By the 1919-1920 winter season, 465 Beacon was the home of Channing Robinson and his wife, Bertha (Baldwin) Robinson. They previously had lived in Brookline. He was a cotton and yarn broker. By 1921, they were living in Duxbury.
During the 1920-1921 winter season, 465 Beacon was the home of Rear Admiral Herbert Omar Dunn, commandant of the Charlestown Navy Yard, and his wife, Eleanor (Cameron) Walker Palmer Dunn. Eleanor Dunn’s niece, Miss Eleanor Cameron Opie (daughter of John Opie, II, and Margaret Keyser (Cameron) Opie of Baltimore), lived with them. They had lived at 441 Beacon during the previous season.
Admiral Dunn retired in 1921 and they moved to their home, Ninnigret Farm, in Westerly, Rhode Island.
During the 1921-1922 winter season, 465 Beacon was the home of Dr. Charles Newton Cutler, a physician, and his wife, Carolyn (Vail) Newton. They had lived in Chelsea in 1920, where he had maintained his practice. They had moved from 465 Beacon by the next season, and by 1924 were living in Florida.
On October 22, 1922, 465 Beacon was purchased from Hettie Swift by Sarah A. (Green) O’Brien, the wife of Dr. Frederick William O’Brien. They had married in October of 1921. Prior to their marriage, he had lived at 430 Marlborough, and they lived there briefly after their marriage. They also maintained a home in North Scituate.
Frederick O’Brien was a physician and radiologist, and also was a professor of radiology at Tufts College Medical School. He maintained his medical office at 465 Beacon.

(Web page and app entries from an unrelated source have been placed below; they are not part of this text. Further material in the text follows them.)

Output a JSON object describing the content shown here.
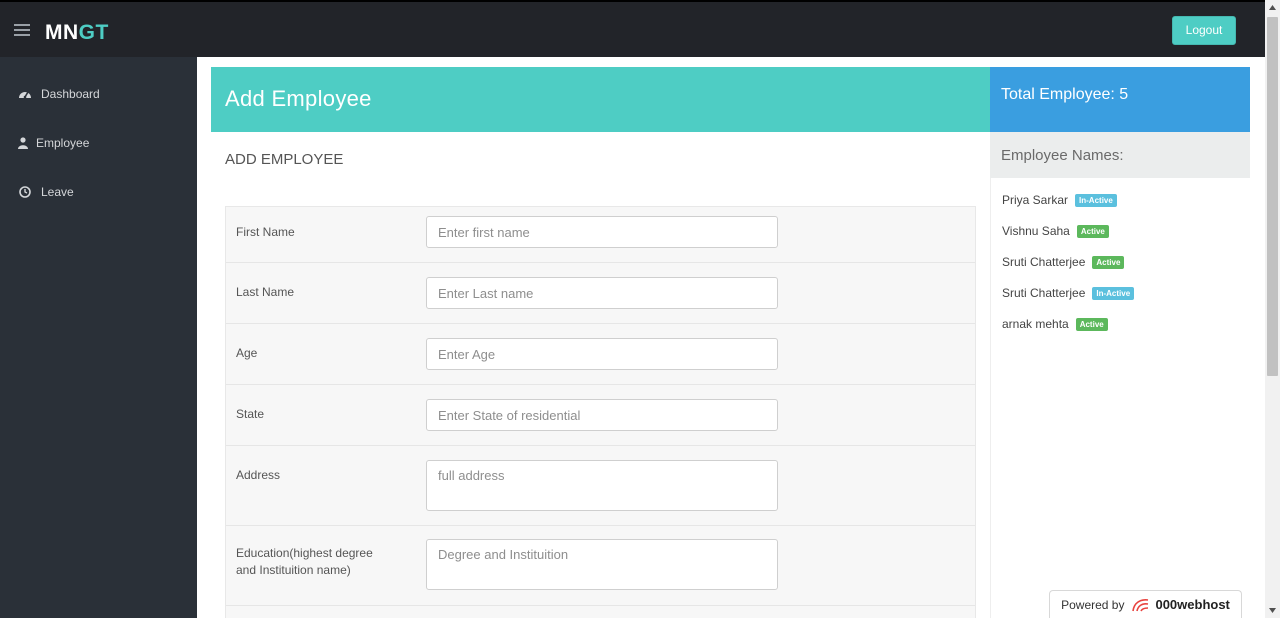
{
  "topbar": {
    "brand_part1": "MN",
    "brand_part2": "GT",
    "logout_label": "Logout",
    "menu_icon": "hamburger-menu-icon"
  },
  "sidebar": {
    "items": [
      {
        "label": "Dashboard",
        "icon": "dashboard-gauge-icon"
      },
      {
        "label": "Employee",
        "icon": "user-icon"
      },
      {
        "label": "Leave",
        "icon": "clock-icon"
      }
    ]
  },
  "main": {
    "header_title": "Add Employee",
    "subtitle": "ADD EMPLOYEE",
    "form": {
      "first_name": {
        "label": "First Name",
        "placeholder": "Enter first name"
      },
      "last_name": {
        "label": "Last Name",
        "placeholder": "Enter Last name"
      },
      "age": {
        "label": "Age",
        "placeholder": "Enter Age"
      },
      "state": {
        "label": "State",
        "placeholder": "Enter State of residential"
      },
      "address": {
        "label": "Address",
        "placeholder": "full address"
      },
      "education": {
        "label_line1": "Education(highest degree",
        "label_line2": "and Instituition name)",
        "placeholder": "Degree and Instituition"
      }
    }
  },
  "right_panel": {
    "total_label": "Total Employee: 5",
    "names_title": "Employee Names:",
    "employees": [
      {
        "name": "Priya Sarkar",
        "status": "In-Active"
      },
      {
        "name": "Vishnu Saha",
        "status": "Active"
      },
      {
        "name": "Sruti Chatterjee",
        "status": "Active"
      },
      {
        "name": "Sruti Chatterjee",
        "status": "In-Active"
      },
      {
        "name": "arnak mehta",
        "status": "Active"
      }
    ]
  },
  "footer": {
    "powered_label": "Powered by",
    "host_name": "000webhost"
  },
  "colors": {
    "accent_teal": "#4ecdc4",
    "accent_blue": "#3a9ee0",
    "topbar_bg": "#222429",
    "sidebar_bg": "#2a3038",
    "badge_active": "#5cb85c",
    "badge_inactive": "#5bc0de"
  }
}
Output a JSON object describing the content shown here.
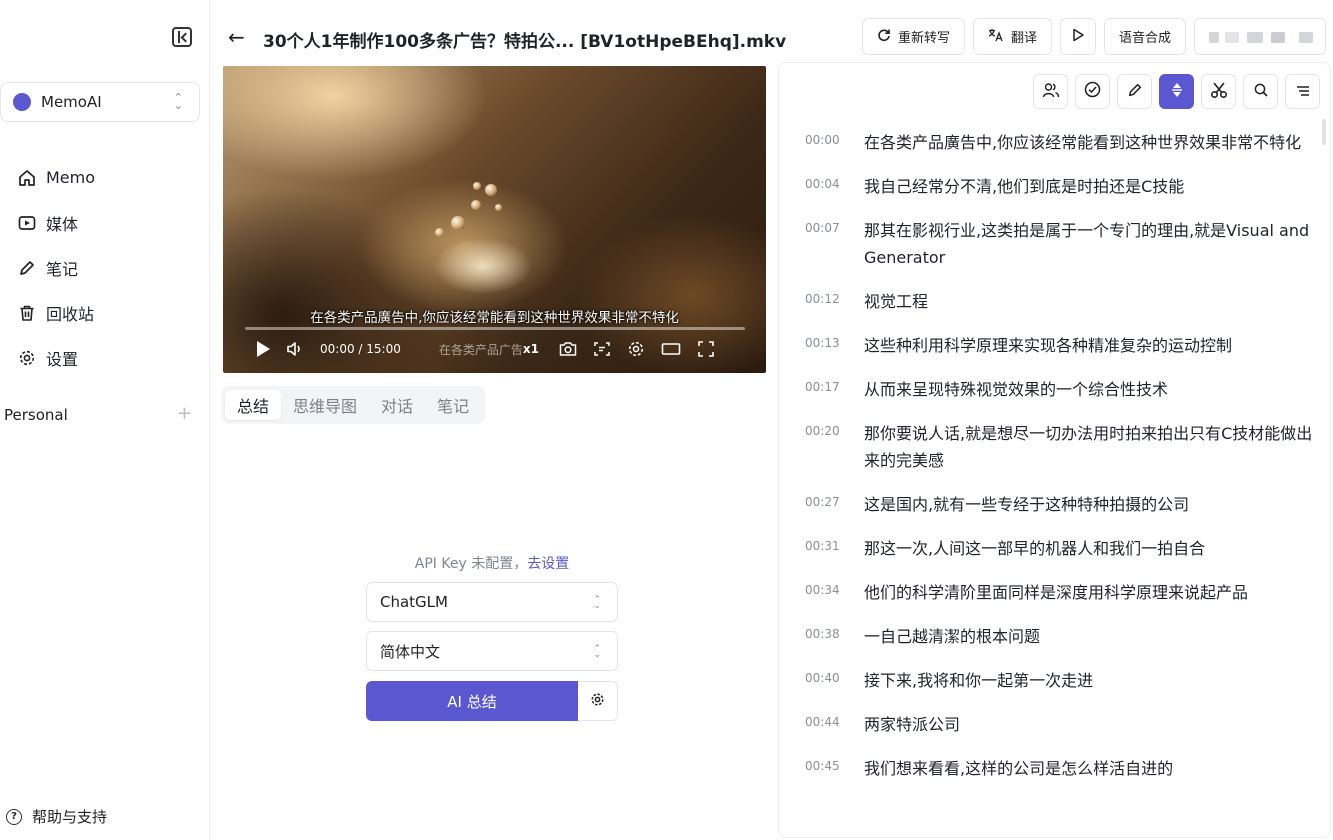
{
  "sidebar": {
    "workspace": "MemoAI",
    "nav": [
      {
        "label": "Memo",
        "icon": "home-icon"
      },
      {
        "label": "媒体",
        "icon": "media-icon"
      },
      {
        "label": "笔记",
        "icon": "pencil-icon"
      },
      {
        "label": "回收站",
        "icon": "trash-icon"
      },
      {
        "label": "设置",
        "icon": "gear-icon"
      }
    ],
    "section_label": "Personal",
    "help_label": "帮助与支持"
  },
  "header": {
    "title": "30个人1年制作100多条广告？特拍公... [BV1otHpeBEhq].mkv",
    "actions": [
      "重新转写",
      "翻译",
      "语音合成"
    ]
  },
  "video": {
    "subtitle": "在各类产品廣告中,你应该经常能看到这种世界效果非常不特化",
    "time": "00:00 / 15:00",
    "ghost_text": "在各类产品广告",
    "speed": "x1",
    "progress": 0.0
  },
  "tabs": [
    "总结",
    "思维导图",
    "对话",
    "笔记"
  ],
  "summary": {
    "api_hint_prefix": "API Key 未配置，",
    "api_hint_link": "去设置",
    "model": "ChatGLM",
    "language": "简体中文",
    "button": "AI 总结"
  },
  "transcript": {
    "tools": [
      "speakers-icon",
      "check-circle-icon",
      "pencil-icon",
      "follow-icon",
      "scissors-icon",
      "search-icon",
      "menu-icon"
    ],
    "segments": [
      {
        "time": "00:00",
        "text": "在各类产品廣告中,你应该经常能看到这种世界效果非常不特化"
      },
      {
        "time": "00:04",
        "text": "我自己经常分不清,他们到底是时拍还是C技能"
      },
      {
        "time": "00:07",
        "text": "那其在影视行业,这类拍是属于一个专门的理由,就是Visual and Generator"
      },
      {
        "time": "00:12",
        "text": "视觉工程"
      },
      {
        "time": "00:13",
        "text": "这些种利用科学原理来实现各种精准复杂的运动控制"
      },
      {
        "time": "00:17",
        "text": "从而来呈现特殊视觉效果的一个综合性技术"
      },
      {
        "time": "00:20",
        "text": "那你要说人话,就是想尽一切办法用时拍来拍出只有C技材能做出来的完美感"
      },
      {
        "time": "00:27",
        "text": "这是国内,就有一些专经于这种特种拍摄的公司"
      },
      {
        "time": "00:31",
        "text": "那这一次,人间这一部早的机器人和我们一拍自合"
      },
      {
        "time": "00:34",
        "text": "他们的科学清阶里面同样是深度用科学原理来说起产品"
      },
      {
        "time": "00:38",
        "text": "一自己越清潔的根本问题"
      },
      {
        "time": "00:40",
        "text": "接下来,我将和你一起第一次走进"
      },
      {
        "time": "00:44",
        "text": "两家特派公司"
      },
      {
        "time": "00:45",
        "text": "我们想来看看,这样的公司是怎么样活自进的"
      }
    ]
  },
  "colors": {
    "accent": "#5b57d1",
    "muted": "#8a8f99"
  }
}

In July of 1925, he filed for (and subsequently received) permission to convert the property from a single-family dwelling into three apartments. The O’Briens lived temporarily in Brookline in 1925, but had resumed living at 465 Beacon by the 1925-1926 winter season. It remained their home and his office for the next forty years. Their sons, Frederick William O’Brien, Jr., and Richard Green O’Brien, also became radiologists and maintained their offices at 465 Beacon.
In August of 1937, Sarah O’Brien filed for (and subsequently received) permission to construct “one strong structure in rear yard for doctor’s laboratory.”
On October 26, 1961, Sara Green transferred the property to their son, Richard Green O’Brien.
The O’Briens continued to live (and he to maintain his office) at 465 Beacon until his death in December of 1965. Richard Green O’Brien continued to live and maintain his office there until the late 1960s. From about 1967, Eugene Gillespe also lived at 465 Beacon as caretaker.
On January 16, 1970, 465 Beacon was acquired from Richard Green O’Brien by Louise Robinson, trustee of the Louise Robinson Realty Trust. The property was shown as vacant, with Eugene Gillespe continuing to be listed as caretaker, in the 1970-1972 City Directories.
On January 30, 1973, 465 Beacon was acquired from Louise Robinson by Jean-Claude Sureau and his wife, Carole S. Sureau.
In March of 1982, Jean-Claude Sureau applied for (and subsequently received) permission to convert the property from three apartments and a doctor’s office into four apartments.
On August 21, 1985, 465 Beacon was purchased from the Sureaus by H. & P. Associates Limited Partnership II (Berton M. Hochfeld, chief executive officer).
On April 3, 1986, H. & P. Associates converted the property into four condominium units, the 465 Beacon Street Condominium.